## DATASET:

==*==

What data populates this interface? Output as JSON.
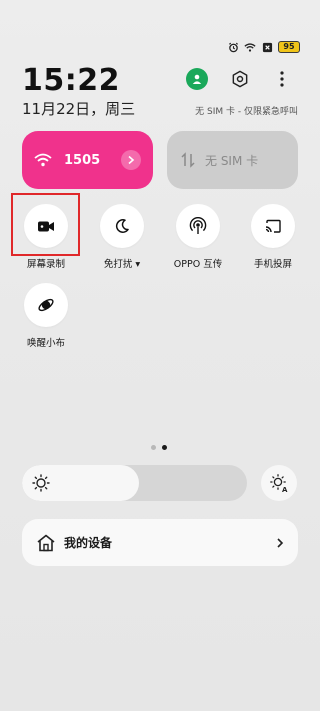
{
  "status_bar": {
    "icons": [
      "alarm-icon",
      "wifi-icon",
      "no-sim-icon",
      "battery-icon"
    ],
    "battery": "95"
  },
  "header": {
    "time": "15:22",
    "date": "11月22日，周三",
    "sim_status": "无 SIM 卡 - 仅限紧急呼叫"
  },
  "network": {
    "wifi_label": "1505",
    "sim_label": "无 SIM 卡"
  },
  "toggles": [
    {
      "label": "屏幕录制",
      "icon": "video-camera-icon"
    },
    {
      "label": "免打扰 ▾",
      "icon": "moon-icon"
    },
    {
      "label": "OPPO 互传",
      "icon": "share-signal-icon"
    },
    {
      "label": "手机投屏",
      "icon": "cast-icon"
    },
    {
      "label": "唤醒小布",
      "icon": "breeno-icon"
    }
  ],
  "pager": {
    "pages": 2,
    "current": 2
  },
  "brightness": {
    "level": 0.5,
    "auto_icon": "auto-brightness-icon"
  },
  "devices": {
    "label": "我的设备"
  },
  "colors": {
    "wifi_tile": "#f0328c",
    "sim_tile": "#cdcdcd",
    "avatar": "#1aa85a",
    "battery": "#f0c419",
    "highlight": "#e0282a"
  }
}
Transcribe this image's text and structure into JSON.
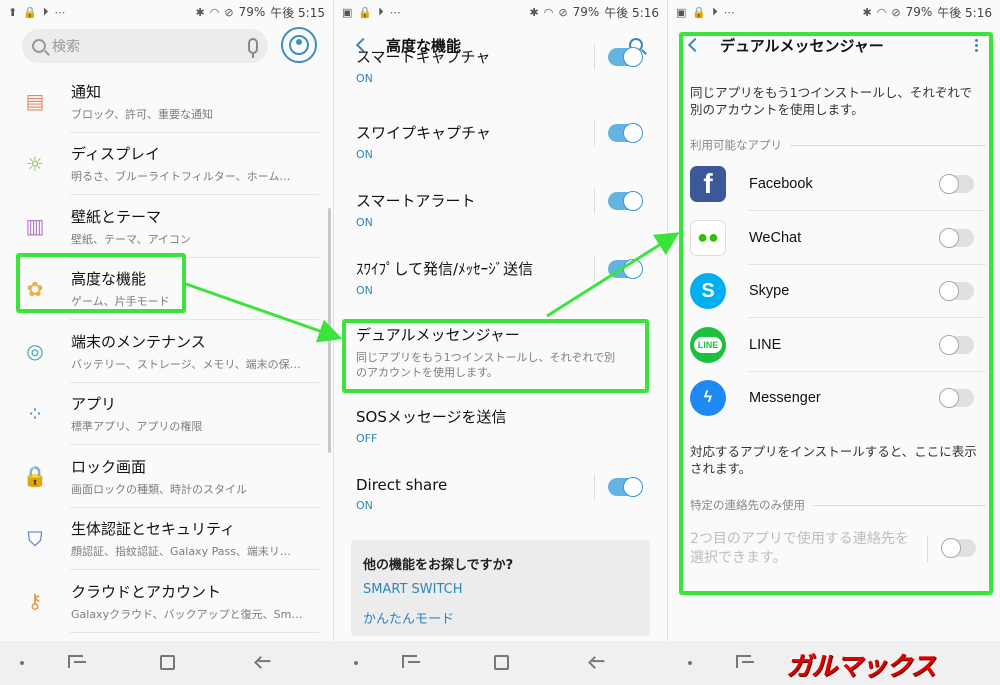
{
  "status": {
    "battery": "79%",
    "time_left": "午後 5:15",
    "time_mid": "午後 5:16",
    "time_right": "午後 5:16"
  },
  "settings": {
    "search_placeholder": "検索",
    "items": [
      {
        "title": "通知",
        "sub": "ブロック、許可、重要な通知",
        "icon": "notification-icon",
        "color": "#e58a70"
      },
      {
        "title": "ディスプレイ",
        "sub": "明るさ、ブルーライトフィルター、ホーム…",
        "icon": "display-icon",
        "color": "#8dbf4a"
      },
      {
        "title": "壁紙とテーマ",
        "sub": "壁紙、テーマ、アイコン",
        "icon": "paintbrush-icon",
        "color": "#b07ac5"
      },
      {
        "title": "高度な機能",
        "sub": "ゲーム、片手モード",
        "icon": "advanced-gear-icon",
        "color": "#e8b048"
      },
      {
        "title": "端末のメンテナンス",
        "sub": "バッテリー、ストレージ、メモリ、端末の保…",
        "icon": "maintenance-icon",
        "color": "#3fa9b8"
      },
      {
        "title": "アプリ",
        "sub": "標準アプリ、アプリの権限",
        "icon": "apps-grid-icon",
        "color": "#4a8fd6"
      },
      {
        "title": "ロック画面",
        "sub": "画面ロックの種類、時計のスタイル",
        "icon": "lock-icon",
        "color": "#8a72c8"
      },
      {
        "title": "生体認証とセキュリティ",
        "sub": "顔認証、指紋認証、Galaxy Pass、端末リ…",
        "icon": "shield-icon",
        "color": "#4d6fc7"
      },
      {
        "title": "クラウドとアカウント",
        "sub": "Galaxyクラウド、バックアップと復元、Sm…",
        "icon": "key-icon",
        "color": "#e29a3e"
      }
    ]
  },
  "advanced": {
    "title": "高度な機能",
    "items": [
      {
        "title": "スマートキャプチャ",
        "status": "ON",
        "toggle": "on"
      },
      {
        "title": "スワイプキャプチャ",
        "status": "ON",
        "toggle": "on"
      },
      {
        "title": "スマートアラート",
        "status": "ON",
        "toggle": "on"
      },
      {
        "title": "ｽﾜｲﾌﾟして発信/ﾒｯｾｰｼﾞ送信",
        "status": "ON",
        "toggle": "on"
      },
      {
        "title": "デュアルメッセンジャー",
        "sub": "同じアプリをもう1つインストールし、それぞれで別のアカウントを使用します。",
        "toggle": "none"
      },
      {
        "title": "SOSメッセージを送信",
        "status": "OFF",
        "toggle": "none"
      },
      {
        "title": "Direct share",
        "status": "ON",
        "toggle": "on"
      }
    ],
    "suggest": {
      "question": "他の機能をお探しですか?",
      "link1": "SMART SWITCH",
      "link2": "かんたんモード"
    }
  },
  "dual": {
    "title": "デュアルメッセンジャー",
    "desc": "同じアプリをもう1つインストールし、それぞれで別のアカウントを使用します。",
    "section_available": "利用可能なアプリ",
    "apps": [
      {
        "name": "Facebook",
        "icon": "facebook-icon",
        "color": "#3b5998"
      },
      {
        "name": "WeChat",
        "icon": "wechat-icon",
        "color": "#2dc100"
      },
      {
        "name": "Skype",
        "icon": "skype-icon",
        "color": "#00aff0"
      },
      {
        "name": "LINE",
        "icon": "line-icon",
        "color": "#19c13e"
      },
      {
        "name": "Messenger",
        "icon": "messenger-icon",
        "color": "#1e88f5"
      }
    ],
    "note": "対応するアプリをインストールすると、ここに表示されます。",
    "section_contacts": "特定の連絡先のみ使用",
    "contacts_desc": "2つ目のアプリで使用する連絡先を選択できます。"
  },
  "watermark": "ガルマックス",
  "accent": "#3ae43a"
}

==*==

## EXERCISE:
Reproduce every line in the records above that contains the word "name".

## ANSWER TO THIS PROBLEM:
        "name": "Facebook",
        "name": "WeChat",
        "name": "Skype",
        "name": "LINE",
        "name": "Messenger",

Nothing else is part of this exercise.